But despite those slight differences, most of these jurisdictions — 38 to be precise — have opted to push their deadline for individual state tax returns to the IRS' revised federal July 15 due date.
Below is the list, with the hyperlinked names leading to the state/D.C. tax delay declarations and/or additional information.
State July 15 due dates: The states that have followed the IRS when it comes to filing individual tax returns and moved their deadlines to July 15 are listed below. The state names are hyperlinked.
Click on them to get the official word and, in some cases, more details on what tax filing obligations are, and aren't, postponed.
Also note that this July 15 deadline list is for individual tax returns at the state level only. Some other state (and local) tax deadlines have not changed from their original due dates or have different revised deadlines for other tax obligations.
Some states, for example, have extended annual return filing and paying, but have not extended the deadline for filing estimated taxes due on April 15. Yes, that's this week. Just a couple of days from now.
Sorry for the confusion, but taxes. May different types and collectors of taxes. And budget considerations.
So if your state (or local) tax officials demand filing or payment of something other than an annual state income tax return, check with your state (and local) officials now so that you don't miss those deadlines.
Not April 15 or July 15 either: Six states are NOT following the federal July 15 individual tax deadline. They are listed below alphabetically, with their original filing deadline and the new 2020 tax due dates in bold type.
- Hawaii, July 20 instead of the usual April 20 deadline
- Idaho, June 15 instead of the usual April 15 deadline
- Iowa, July 31 instead of the usual April 30 deadline
- Mississippi, May 15 instead of the usual April 15 deadline
- New Hampshire, June 15 instead of the usual April 15 deadline
- Virginia, June 1 instead of the usual May 1 deadline
Again, these delays are specifically for individual tax returns. Double check with your state and local officials if you are facing another type of impending tax deadline.
No individual, but other taxes: Finally, there are seven states — Alaska, Florida, Nevada, South Dakota, Texas, Washington and Wyoming — that have no personal income taxes. They all, however, collect other taxes.

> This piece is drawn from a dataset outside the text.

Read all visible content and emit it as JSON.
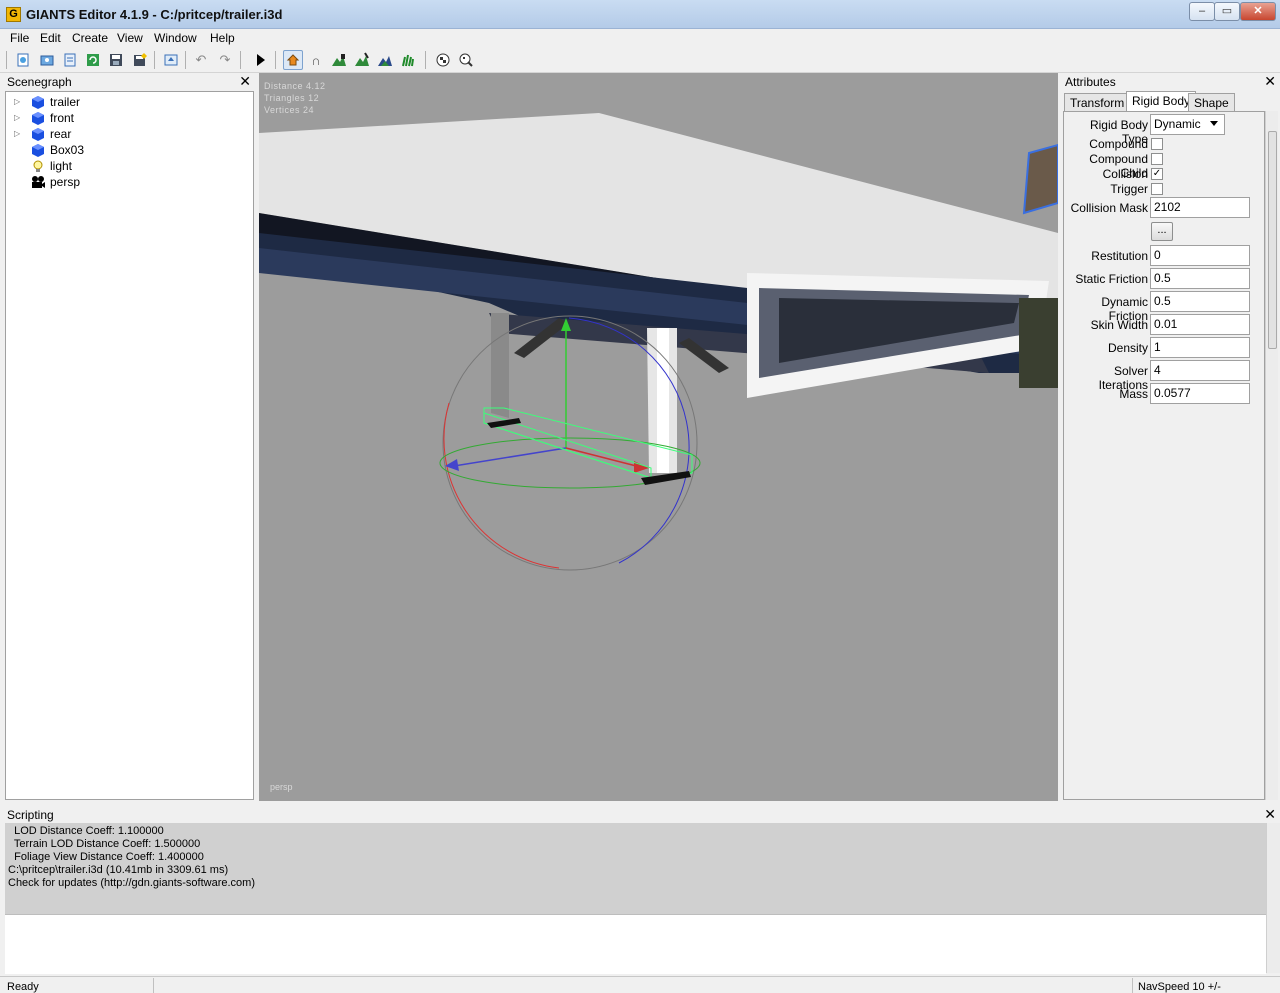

The coronavirus outbreak and subsequent state and local orders have shut down businesses and required workers to stay home in these places, too. In response, these states have made deadline changes to certain tax obligations.
You can get highlights of some of the key taxes (mostly business-related) collected in these no-individual-income-tax states by clicking on the links below.
And, of course, you also can (and should) check with your state's main tax office website for additional tax information and deadlines, as well as updates to COVID-19 effects on tax matters.
Stay safe, #TogetherApart: Finally, keep social distancing people! And thanks to all y'all who are officially essential workers, staffing our hospitals and grocery stores and police, fire and emergency services department.
Be careful out there, whether you're working or running necessary errands. Taking care of ourselves, our families, friends and each other as communities is the most important thing.
Filing and paying taxes will still be around, along with griping, complaining and worrying about them, when we conquer coronavirus. We want everyone to here to do just that then!
|Coronavirus Caveat & More Information
In 2020, we're all dealing with extraordinary circumstances,
both in our daily lives and when it comes to our taxes.
The COVID-19 pandemic and efforts to reduce its transmission
and protect ourselves and our families means that,
for the most part, we're focusing on just getting through these trying days.
But life as we knew it before the coronavirus will return,
along with our mundane tax matters.
Here's hoping that happens soon!
In the meantime, you can find more on the virus and its effects on our taxes
by clicking Coronavirus (COVID-19) and Taxes.